That Susan Sontag, mistaking her own discomfort at the ethical quandary of the pain of others for either compassion or even less likely, for philosophy, has found Virginia Woolf conveniently defenseless for her own meandering purposes, does not effectively implicate or deny the substance of Woolf’s statements about the warring proclivities of men. Sontag’s detached inquiry into the documentation of other people’s suffering initiates a kind of one-sided, by now somewhat predictable, dialogue against over-simplification of war photography. And while we are dealing in metaphor, Woolf is the first casualty of “Regarding the Pain of Others”; dragged through the first part of Sontag’s narrative as the classically-erring essentialist. “Woolf begins by observing tartly that a truthful dialogue between them [Woolf and the lawyer] may not be possible. For though they belong to the same class, ‘the educated class,’ a vast gulf separates them: the lawyer is a man and she is a woman. Men make war. Men (most men) like war, since for men there is ‘some glory, some necessity, some satisfaction in fighting’ that women (most women) do not feel or enjoy.”

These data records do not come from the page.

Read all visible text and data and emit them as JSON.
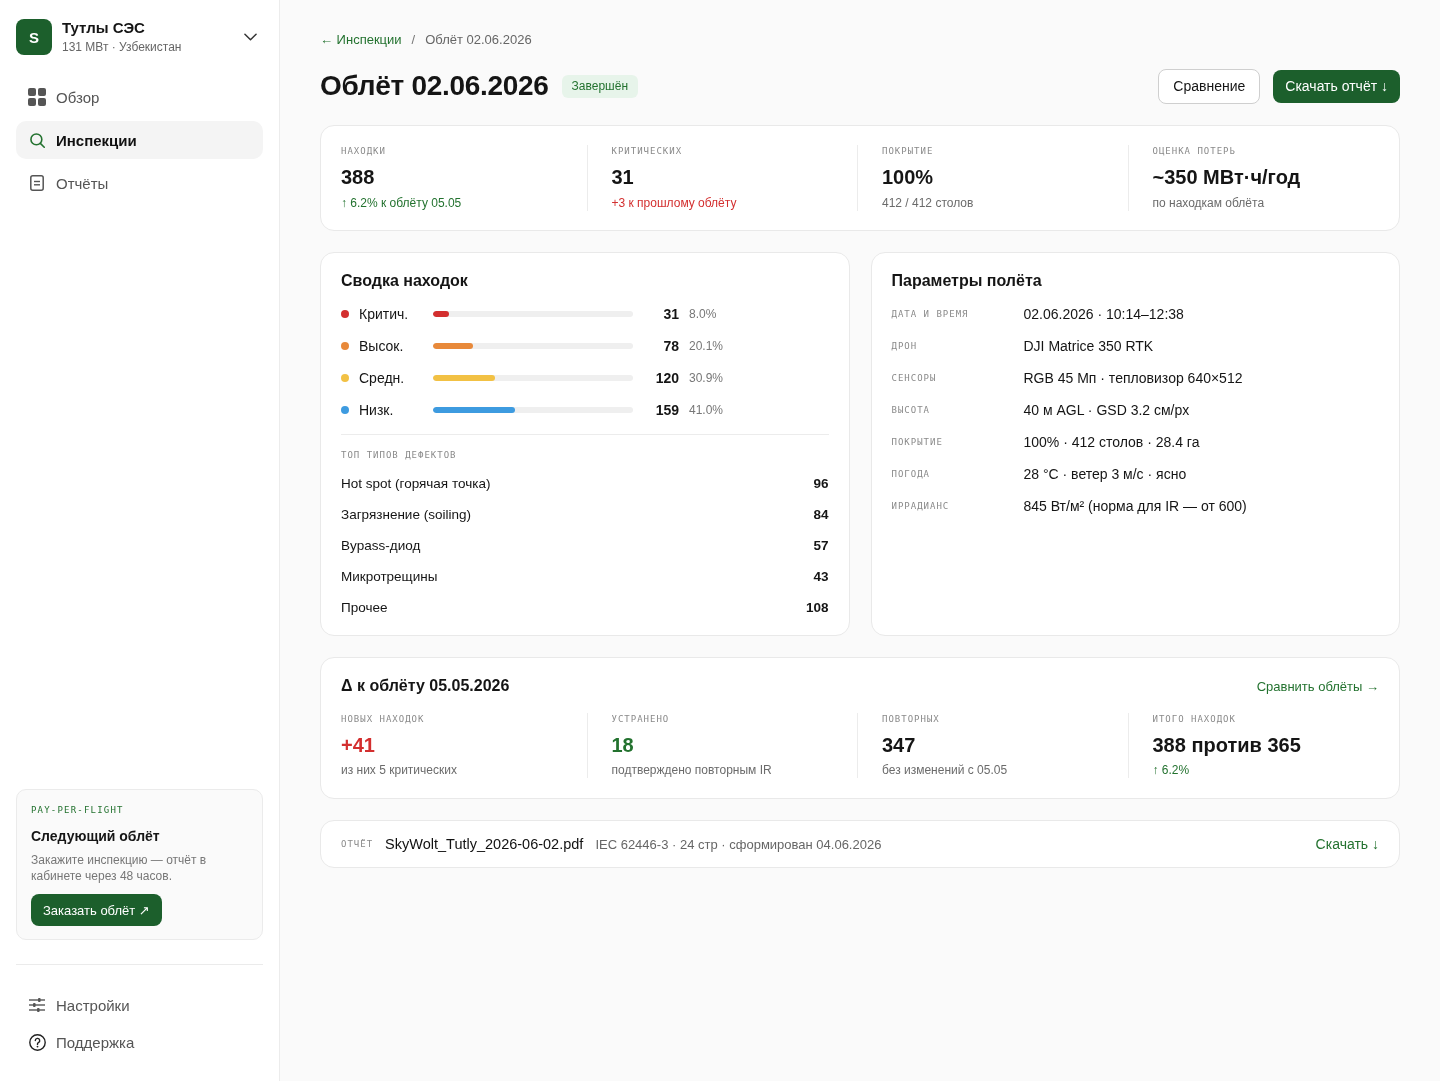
{
  "sidebar": {
    "org": {
      "avatar": "S",
      "name": "Тутлы СЭС",
      "details": "131 МВт · Узбекистан"
    },
    "nav": [
      {
        "label": "Обзор",
        "selected": false
      },
      {
        "label": "Инспекции",
        "selected": true
      },
      {
        "label": "Отчёты",
        "selected": false
      }
    ],
    "promo": {
      "tag": "PAY-PER-FLIGHT",
      "title": "Следующий облёт",
      "text": "Закажите инспекцию — отчёт в кабинете через 48 часов.",
      "button": "Заказать облёт ↗"
    },
    "footer_nav": [
      {
        "label": "Настройки"
      },
      {
        "label": "Поддержка"
      }
    ]
  },
  "breadcrumb": {
    "back": "← Инспекции",
    "separator": "/",
    "current": "Облёт 02.06.2026"
  },
  "header": {
    "title": "Облёт 02.06.2026",
    "status": "Завершён",
    "buttons": [
      {
        "label": "Сравнение",
        "kind": "secondary"
      },
      {
        "label": "Скачать отчёт ↓",
        "kind": "primary"
      }
    ]
  },
  "kpis": [
    {
      "label": "НАХОДКИ",
      "value": {
        "text": "388",
        "color": "#151515"
      },
      "note": {
        "text": "↑ 6.2% к облёту 05.05",
        "color": "#23722f"
      }
    },
    {
      "label": "КРИТИЧЕСКИХ",
      "value": {
        "text": "31",
        "color": "#151515"
      },
      "note": {
        "text": "+3 к прошлому облёту",
        "color": "#d32f2f"
      }
    },
    {
      "label": "ПОКРЫТИЕ",
      "value": {
        "text": "100%",
        "color": "#151515"
      },
      "note": {
        "text": "412 / 412 столов",
        "color": "#6b6b6b"
      }
    },
    {
      "label": "ОЦЕНКА ПОТЕРЬ",
      "value": {
        "text": "~350 МВт·ч/год",
        "color": "#151515"
      },
      "note": {
        "text": "по находкам облёта",
        "color": "#6b6b6b"
      }
    }
  ],
  "findings_summary": {
    "title": "Сводка находок",
    "severities": [
      {
        "label": "Критич.",
        "color": "#d32f2f",
        "level": 0.08,
        "count": "31",
        "share": "8.0%"
      },
      {
        "label": "Высок.",
        "color": "#e8893a",
        "level": 0.201,
        "count": "78",
        "share": "20.1%"
      },
      {
        "label": "Средн.",
        "color": "#f2c144",
        "level": 0.309,
        "count": "120",
        "share": "30.9%"
      },
      {
        "label": "Низк.",
        "color": "#3d9be0",
        "level": 0.41,
        "count": "159",
        "share": "41.0%"
      }
    ],
    "top_title": "ТОП ТИПОВ ДЕФЕКТОВ",
    "top_types": [
      {
        "name": "Hot spot (горячая точка)",
        "count": "96"
      },
      {
        "name": "Загрязнение (soiling)",
        "count": "84"
      },
      {
        "name": "Bypass-диод",
        "count": "57"
      },
      {
        "name": "Микротрещины",
        "count": "43"
      },
      {
        "name": "Прочее",
        "count": "108"
      }
    ]
  },
  "flight_params": {
    "title": "Параметры полёта",
    "rows": [
      {
        "label": "ДАТА И ВРЕМЯ",
        "value": "02.06.2026 · 10:14–12:38"
      },
      {
        "label": "ДРОН",
        "value": "DJI Matrice 350 RTK"
      },
      {
        "label": "СЕНСОРЫ",
        "value": "RGB 45 Мп · тепловизор 640×512"
      },
      {
        "label": "ВЫСОТА",
        "value": "40 м AGL · GSD 3.2 см/px"
      },
      {
        "label": "ПОКРЫТИЕ",
        "value": "100% · 412 столов · 28.4 га"
      },
      {
        "label": "ПОГОДА",
        "value": "28 °C · ветер 3 м/с · ясно"
      },
      {
        "label": "ИРРАДИАНС",
        "value": "845 Вт/м² (норма для IR — от 600)"
      }
    ]
  },
  "delta": {
    "title": "Δ к облёту 05.05.2026",
    "link": "Сравнить облёты →",
    "stats": [
      {
        "label": "НОВЫХ НАХОДОК",
        "value": {
          "text": "+41",
          "color": "#d32f2f"
        },
        "note": {
          "text": "из них 5 критических",
          "color": "#6b6b6b"
        }
      },
      {
        "label": "УСТРАНЕНО",
        "value": {
          "text": "18",
          "color": "#23722f"
        },
        "note": {
          "text": "подтверждено повторным IR",
          "color": "#6b6b6b"
        }
      },
      {
        "label": "ПОВТОРНЫХ",
        "value": {
          "text": "347",
          "color": "#151515"
        },
        "note": {
          "text": "без изменений с 05.05",
          "color": "#6b6b6b"
        }
      },
      {
        "label": "ИТОГО НАХОДОК",
        "value": {
          "text": "388 против 365",
          "color": "#151515"
        },
        "note": {
          "text": "↑ 6.2%",
          "color": "#23722f"
        }
      }
    ]
  },
  "report": {
    "label": "ОТЧЁТ",
    "filename": "SkyWolt_Tutly_2026-06-02.pdf",
    "meta": "IEC 62446-3 · 24 стр · сформирован 04.06.2026",
    "link": "Скачать ↓"
  }
}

In fact, this may be one of the things that the left and the right can still agree on, or at least (for differing motivations) cannot effectively mount an argument against. Margaret Thatcher, Condoleezza Rice, Indira Gandhi, Martha Stewart, female soldiers in combat, and a few female serial killers along the way hardly counter Woolf’s assertions, which evidently, when examined in context, concern power, rather than nature. Which of course is neither here nor there. Putting aside all obvious arguments against her particular manner of speaking, every generation has regarded the last generation’s feminist strategies as dryly puritanical and no fun. But it is highly suspect, and politically derivative, that Sontag would call on such statements, and such a rich intellectual tradition, when in fact she is no more interested in exploring or aligning herself with a gendered critique of international diplomacy than she ever was. It might be opportunism if there were anything to gain by joining the losing team after the game’s long over.